**Exercise description**
I need every line that includes the word "image" copied from the material.

**Exercise data**
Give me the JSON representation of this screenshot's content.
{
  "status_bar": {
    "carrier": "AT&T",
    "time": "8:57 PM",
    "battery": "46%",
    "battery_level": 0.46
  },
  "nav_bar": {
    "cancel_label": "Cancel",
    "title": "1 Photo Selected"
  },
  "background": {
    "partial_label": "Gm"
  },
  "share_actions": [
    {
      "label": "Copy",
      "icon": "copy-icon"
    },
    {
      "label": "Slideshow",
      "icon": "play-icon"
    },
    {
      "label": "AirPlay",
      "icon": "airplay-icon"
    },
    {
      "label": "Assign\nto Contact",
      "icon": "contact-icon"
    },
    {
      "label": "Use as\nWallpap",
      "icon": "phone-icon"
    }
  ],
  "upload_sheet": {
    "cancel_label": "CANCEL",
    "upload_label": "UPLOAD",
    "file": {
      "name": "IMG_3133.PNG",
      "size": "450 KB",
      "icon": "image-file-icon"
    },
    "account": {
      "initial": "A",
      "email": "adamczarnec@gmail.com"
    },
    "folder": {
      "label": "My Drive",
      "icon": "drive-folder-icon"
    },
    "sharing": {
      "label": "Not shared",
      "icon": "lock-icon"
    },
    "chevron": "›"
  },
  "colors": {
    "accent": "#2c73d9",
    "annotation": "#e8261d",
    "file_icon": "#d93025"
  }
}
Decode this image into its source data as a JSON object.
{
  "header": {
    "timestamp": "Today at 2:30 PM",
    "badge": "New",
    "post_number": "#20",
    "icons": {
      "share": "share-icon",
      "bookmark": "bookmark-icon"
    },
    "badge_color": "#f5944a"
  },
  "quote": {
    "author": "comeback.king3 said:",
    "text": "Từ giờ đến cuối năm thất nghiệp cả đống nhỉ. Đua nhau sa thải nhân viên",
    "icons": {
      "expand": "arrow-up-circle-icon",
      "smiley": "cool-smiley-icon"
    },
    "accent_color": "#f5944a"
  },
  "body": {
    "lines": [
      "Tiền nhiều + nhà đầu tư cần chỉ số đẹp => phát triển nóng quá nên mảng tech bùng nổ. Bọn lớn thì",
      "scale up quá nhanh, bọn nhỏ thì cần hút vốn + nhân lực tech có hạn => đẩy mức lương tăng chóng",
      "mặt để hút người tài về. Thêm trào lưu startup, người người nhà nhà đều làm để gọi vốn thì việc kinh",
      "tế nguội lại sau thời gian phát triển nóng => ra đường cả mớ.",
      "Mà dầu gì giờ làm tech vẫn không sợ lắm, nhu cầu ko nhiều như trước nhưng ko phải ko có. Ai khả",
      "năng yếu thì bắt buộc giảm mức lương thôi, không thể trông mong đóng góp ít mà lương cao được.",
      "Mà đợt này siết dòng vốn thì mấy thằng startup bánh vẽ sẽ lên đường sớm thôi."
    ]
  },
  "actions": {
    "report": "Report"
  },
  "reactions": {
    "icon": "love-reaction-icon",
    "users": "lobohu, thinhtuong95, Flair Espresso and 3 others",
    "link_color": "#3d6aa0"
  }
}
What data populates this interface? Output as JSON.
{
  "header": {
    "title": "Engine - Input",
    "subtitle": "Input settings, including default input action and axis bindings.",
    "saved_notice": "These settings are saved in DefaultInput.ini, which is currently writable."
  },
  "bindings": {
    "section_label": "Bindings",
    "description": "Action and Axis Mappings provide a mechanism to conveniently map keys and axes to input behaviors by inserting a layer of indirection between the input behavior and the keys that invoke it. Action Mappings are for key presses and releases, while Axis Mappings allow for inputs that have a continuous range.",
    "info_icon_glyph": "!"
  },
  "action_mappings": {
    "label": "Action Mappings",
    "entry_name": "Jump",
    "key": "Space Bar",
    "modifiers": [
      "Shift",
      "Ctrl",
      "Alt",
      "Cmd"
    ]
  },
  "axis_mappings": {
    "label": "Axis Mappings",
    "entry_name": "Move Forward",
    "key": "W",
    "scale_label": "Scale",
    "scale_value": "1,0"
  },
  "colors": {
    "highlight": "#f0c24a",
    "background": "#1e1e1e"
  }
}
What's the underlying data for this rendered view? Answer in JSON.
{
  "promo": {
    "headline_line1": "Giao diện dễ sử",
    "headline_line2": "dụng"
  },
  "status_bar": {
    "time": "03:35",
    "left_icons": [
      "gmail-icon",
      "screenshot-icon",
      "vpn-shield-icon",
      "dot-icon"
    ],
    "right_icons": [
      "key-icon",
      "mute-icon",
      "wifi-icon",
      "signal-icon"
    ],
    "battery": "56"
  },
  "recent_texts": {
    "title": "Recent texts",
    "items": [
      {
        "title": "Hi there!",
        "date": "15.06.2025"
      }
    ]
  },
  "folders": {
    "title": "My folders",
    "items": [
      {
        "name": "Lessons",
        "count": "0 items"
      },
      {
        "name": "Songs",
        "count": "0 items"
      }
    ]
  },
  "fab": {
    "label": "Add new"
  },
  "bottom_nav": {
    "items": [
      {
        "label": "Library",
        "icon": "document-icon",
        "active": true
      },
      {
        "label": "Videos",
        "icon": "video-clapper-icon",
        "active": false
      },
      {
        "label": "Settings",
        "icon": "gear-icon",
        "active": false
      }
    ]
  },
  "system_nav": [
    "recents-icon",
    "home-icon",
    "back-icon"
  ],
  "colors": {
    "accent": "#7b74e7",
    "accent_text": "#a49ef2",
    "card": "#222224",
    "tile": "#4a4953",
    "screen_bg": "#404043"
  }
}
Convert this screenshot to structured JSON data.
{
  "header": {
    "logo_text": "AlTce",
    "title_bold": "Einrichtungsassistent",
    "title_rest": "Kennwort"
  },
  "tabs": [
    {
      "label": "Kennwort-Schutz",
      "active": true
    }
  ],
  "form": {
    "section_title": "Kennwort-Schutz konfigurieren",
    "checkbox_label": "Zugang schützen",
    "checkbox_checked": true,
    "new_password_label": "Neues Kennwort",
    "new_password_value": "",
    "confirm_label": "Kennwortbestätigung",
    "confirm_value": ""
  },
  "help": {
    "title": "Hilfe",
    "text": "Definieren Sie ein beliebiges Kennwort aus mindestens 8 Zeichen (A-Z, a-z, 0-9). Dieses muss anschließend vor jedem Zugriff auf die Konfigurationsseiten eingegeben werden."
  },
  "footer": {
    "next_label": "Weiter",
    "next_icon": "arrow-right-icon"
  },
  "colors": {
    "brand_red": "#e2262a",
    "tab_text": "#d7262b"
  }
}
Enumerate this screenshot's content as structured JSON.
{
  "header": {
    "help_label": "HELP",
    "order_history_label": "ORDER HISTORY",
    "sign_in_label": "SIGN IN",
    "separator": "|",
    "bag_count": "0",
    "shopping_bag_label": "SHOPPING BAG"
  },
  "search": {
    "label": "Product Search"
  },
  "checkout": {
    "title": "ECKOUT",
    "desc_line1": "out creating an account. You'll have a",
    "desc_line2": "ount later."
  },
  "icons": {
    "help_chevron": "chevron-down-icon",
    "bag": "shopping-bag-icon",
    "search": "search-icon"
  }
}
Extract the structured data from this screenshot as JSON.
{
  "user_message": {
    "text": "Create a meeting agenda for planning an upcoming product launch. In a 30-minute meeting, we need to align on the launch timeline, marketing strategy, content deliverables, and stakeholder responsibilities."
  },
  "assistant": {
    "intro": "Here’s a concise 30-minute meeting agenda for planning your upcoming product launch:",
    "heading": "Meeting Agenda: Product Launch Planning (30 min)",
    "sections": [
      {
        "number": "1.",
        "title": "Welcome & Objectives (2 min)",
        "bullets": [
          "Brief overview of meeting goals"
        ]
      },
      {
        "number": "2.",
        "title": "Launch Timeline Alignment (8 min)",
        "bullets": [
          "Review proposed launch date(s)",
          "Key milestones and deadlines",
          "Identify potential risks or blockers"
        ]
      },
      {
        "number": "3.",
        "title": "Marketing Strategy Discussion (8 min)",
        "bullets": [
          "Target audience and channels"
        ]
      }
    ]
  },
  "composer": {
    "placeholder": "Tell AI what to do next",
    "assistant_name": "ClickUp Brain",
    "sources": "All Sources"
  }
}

**Solution for this exercise**
      "icon": "image-file-icon"
Decode this image into its source data as a JSON object.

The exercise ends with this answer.